  • Former locations: Detroit, Indianapolis, Dublin
Re: Taking your "salary" from your retirement portfolio
« Reply #18 on: July 10, 2024, 04:21:07 PM »
So I'll respond as the ultra conservative financial guy.  Before retiring, I saved about $350k in cash.  I was worried about having the cash available.  As I retired, I started doing the math on Medicare IRMAA, future RMDs and social security.  Our majority of savings are in traditional IRA accounts which is bad because of two things.  One, as I take money from them, I pay regular income tax.  Second, at RMD time, I have to take money out.  Regardless, these two things add to IRS labeled income, or MAGI if you want to get technical.  You're probably thinking "who cares?".  Well, not only do these push us up brackets but if you've saved too much like we have, they, alone are enough to push us over the IRMAA Medicare penalty limit. 

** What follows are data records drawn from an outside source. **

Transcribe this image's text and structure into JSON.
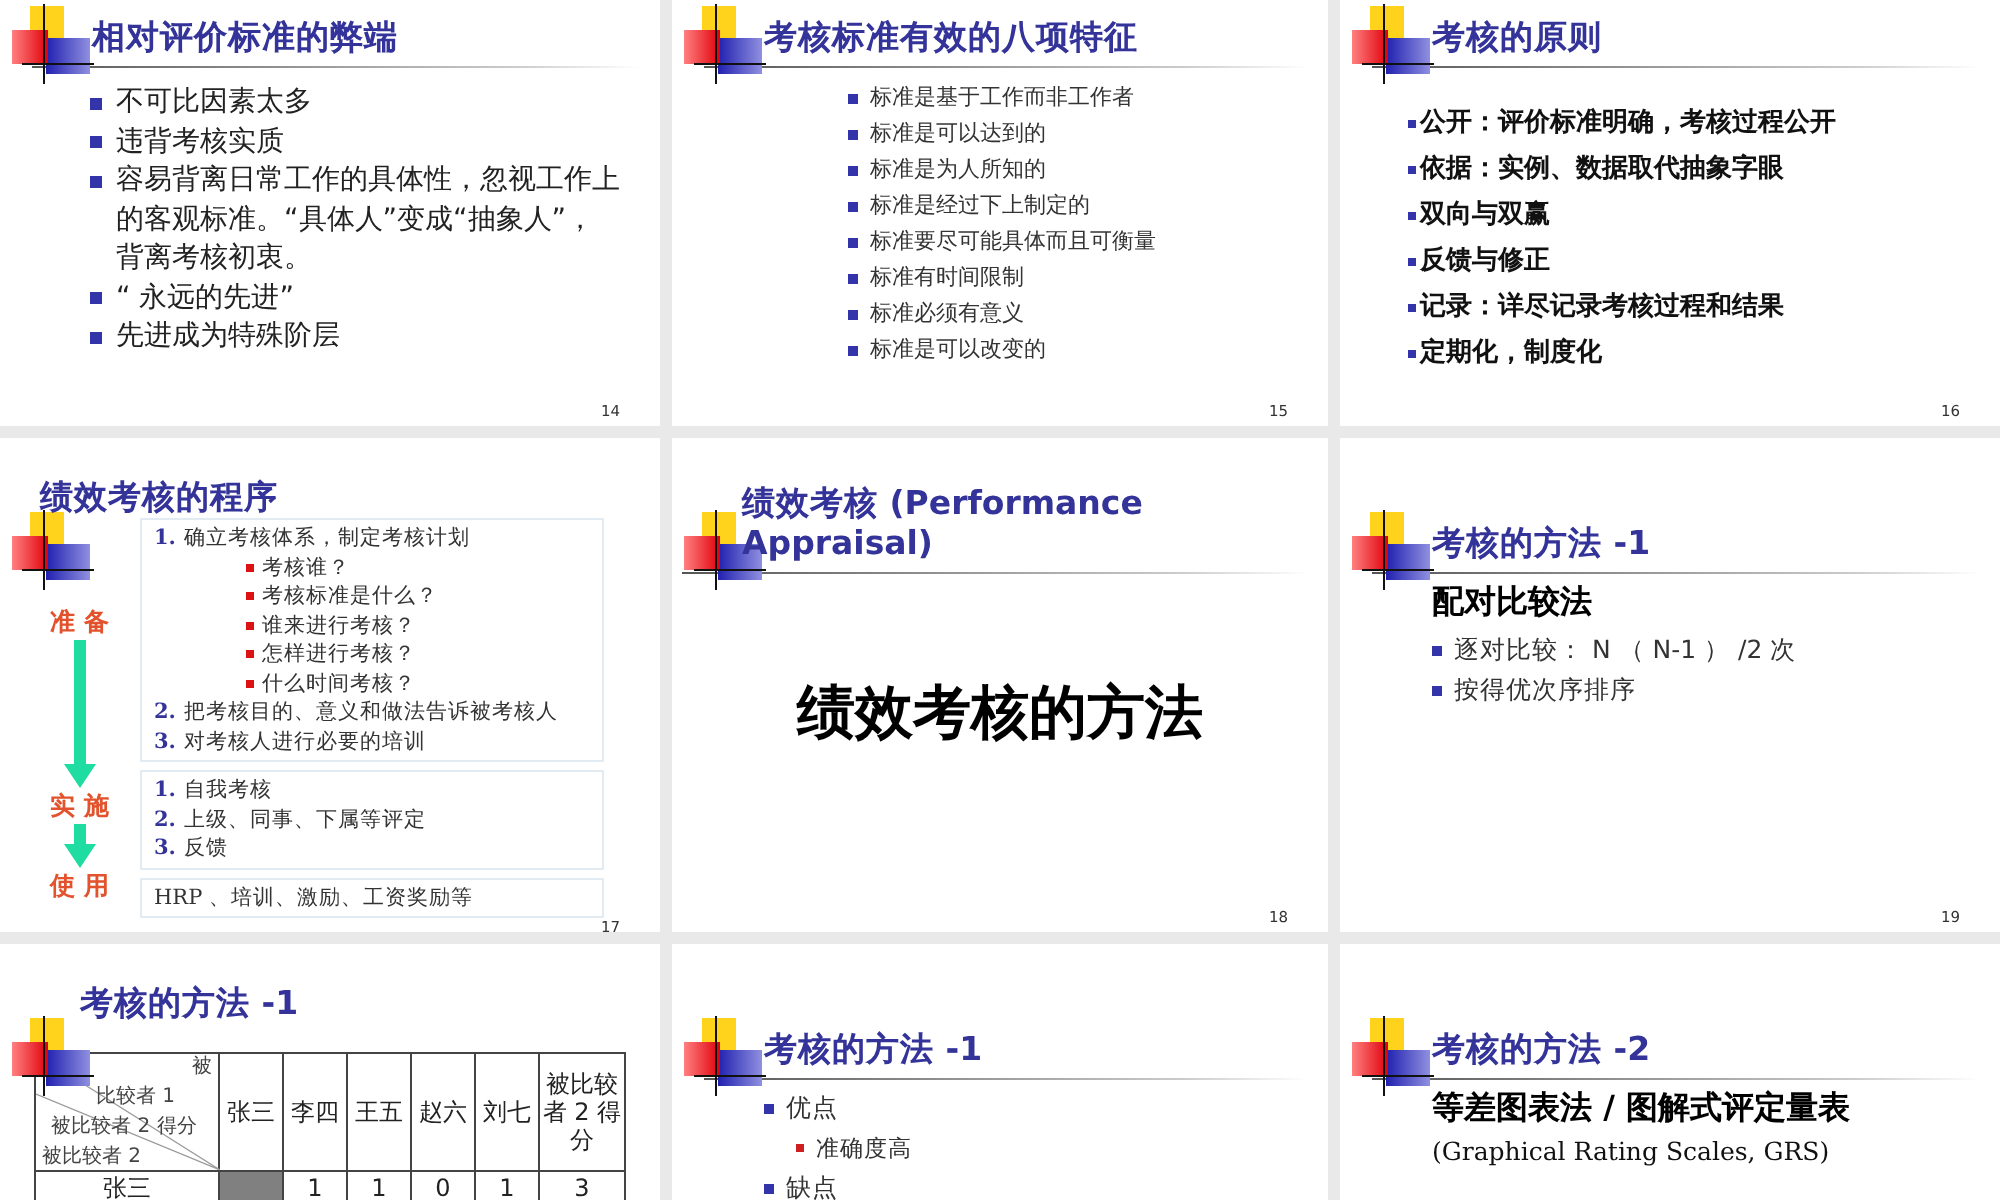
{
  "slides": [
    {
      "number": "14",
      "kind": "bullets",
      "title": "相对评价标准的弊端",
      "bullets": [
        {
          "text": "不可比因素太多"
        },
        {
          "text": "违背考核实质"
        },
        {
          "text": "容易背离日常工作的具体性，忽视工作上的客观标准。“具体人”变成“抽象人”，背离考核初衷。"
        },
        {
          "text": "“ 永远的先进”"
        },
        {
          "text": "先进成为特殊阶层"
        }
      ]
    },
    {
      "number": "15",
      "kind": "list",
      "title": "考核标准有效的八项特征",
      "bullets": [
        {
          "text": "标准是基于工作而非工作者"
        },
        {
          "text": "标准是可以达到的"
        },
        {
          "text": "标准是为人所知的"
        },
        {
          "text": "标准是经过下上制定的"
        },
        {
          "text": "标准要尽可能具体而且可衡量"
        },
        {
          "text": "标准有时间限制"
        },
        {
          "text": "标准必须有意义"
        },
        {
          "text": "标准是可以改变的"
        }
      ]
    },
    {
      "number": "16",
      "kind": "points",
      "title": "考核的原则",
      "bullets": [
        {
          "text": "公开：评价标准明确，考核过程公开"
        },
        {
          "text": "依据：实例、数据取代抽象字眼"
        },
        {
          "text": "双向与双赢"
        },
        {
          "text": "反馈与修正"
        },
        {
          "text": "记录：详尽记录考核过程和结果"
        },
        {
          "text": "定期化，制度化"
        }
      ]
    },
    {
      "number": "17",
      "kind": "procedure",
      "title": "绩效考核的程序",
      "stages": [
        "准 备",
        "实 施",
        "使 用"
      ],
      "boxes": [
        {
          "items": [
            {
              "number": "1.",
              "text": "确立考核体系，制定考核计划",
              "children": [
                {
                  "text": "考核谁？"
                },
                {
                  "text": "考核标准是什么？"
                },
                {
                  "text": "谁来进行考核？"
                },
                {
                  "text": "怎样进行考核？"
                },
                {
                  "text": "什么时间考核？"
                }
              ]
            },
            {
              "number": "2.",
              "text": "把考核目的、意义和做法告诉被考核人"
            },
            {
              "number": "3.",
              "text": "对考核人进行必要的培训"
            }
          ]
        },
        {
          "items": [
            {
              "number": "1.",
              "text": "自我考核"
            },
            {
              "number": "2.",
              "text": "上级、同事、下属等评定"
            },
            {
              "number": "3.",
              "text": "反馈"
            }
          ]
        },
        {
          "items": [
            {
              "text": "HRP 、培训、激励、工资奖励等"
            }
          ]
        }
      ]
    },
    {
      "number": "18",
      "kind": "section",
      "title": "绩效考核 (Performance Appraisal)",
      "big_text": "绩效考核的方法"
    },
    {
      "number": "19",
      "kind": "method",
      "title": "考核的方法 -1",
      "heading": "配对比较法",
      "bullets": [
        {
          "text": "逐对比较： N （ N-1 ） /2 次"
        },
        {
          "text": "按得优次序排序"
        }
      ]
    },
    {
      "kind": "table",
      "title": "考核的方法 -1",
      "table": {
        "corner": [
          "被",
          "比较者 1",
          "被比较者 2 得分",
          "被比较者 2"
        ],
        "columns": [
          "张三",
          "李四",
          "王五",
          "赵六",
          "刘七",
          "被比较者 2 得分"
        ],
        "rows": [
          {
            "label": "张三",
            "cells": [
              {
                "shaded": true
              },
              {
                "text": "1"
              },
              {
                "text": "1"
              },
              {
                "text": "0"
              },
              {
                "text": "1"
              },
              {
                "text": "3"
              }
            ]
          }
        ]
      }
    },
    {
      "kind": "method",
      "title": "考核的方法 -1",
      "bullets": [
        {
          "text": "优点",
          "children": [
            {
              "text": "准确度高"
            }
          ]
        },
        {
          "text": "缺点"
        }
      ]
    },
    {
      "kind": "method",
      "title": "考核的方法 -2",
      "heading": "等差图表法 / 图解式评定量表",
      "subheading": "(Graphical Rating Scales, GRS)"
    }
  ]
}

So, of course we are doing Roth conversions now.  Oh, and don't forget that in 2026, the tax rates go up again.  So what are we doing with all this "income" pushing us towards higher taxes and IRMAA penalties?

1) converting cash to taxable account, buying BRK/b because it doesn't pay dividends.
2) Roth converting up to where income is just under IRMAA (I'm on Medicare now, so if you're not, that limit does not exist)
3) In taxable accounts, sell all dividend producing ETFs like VTI and SCHB and convert them to BRK/b.  In tax advantaged, dividends don't matter
4) and this is important: Make a spread sheet to keep track of ALL income.  I really don't want to go $1 over the IRMAA limit and spend an extra $100 a month on Medicare. 
5) If you sell tradelines, you're getting a 1099.  Don't forget this.  Keep track as this is income.

Do you ever wonder if letting your interest in reducing taxes drive your investment strategy might result in both lower taxes and lower net worth.

Be aware of taxes, but don't let the tax tail wag the investment dog.

skp

  • Stubble
  • **
  • Posts: 248
  • Location: oh
Re: Taking your "salary" from your retirement portfolio
« Reply #19 on: July 11, 2024, 06:12:26 AM »
Like John Doe and others. Annual withdrawal to money market. Monthly transfers to checking of set amount of money.  If we overspend that it comes out of “savings”.

 

Wow, a phone plan for fifteen bucks!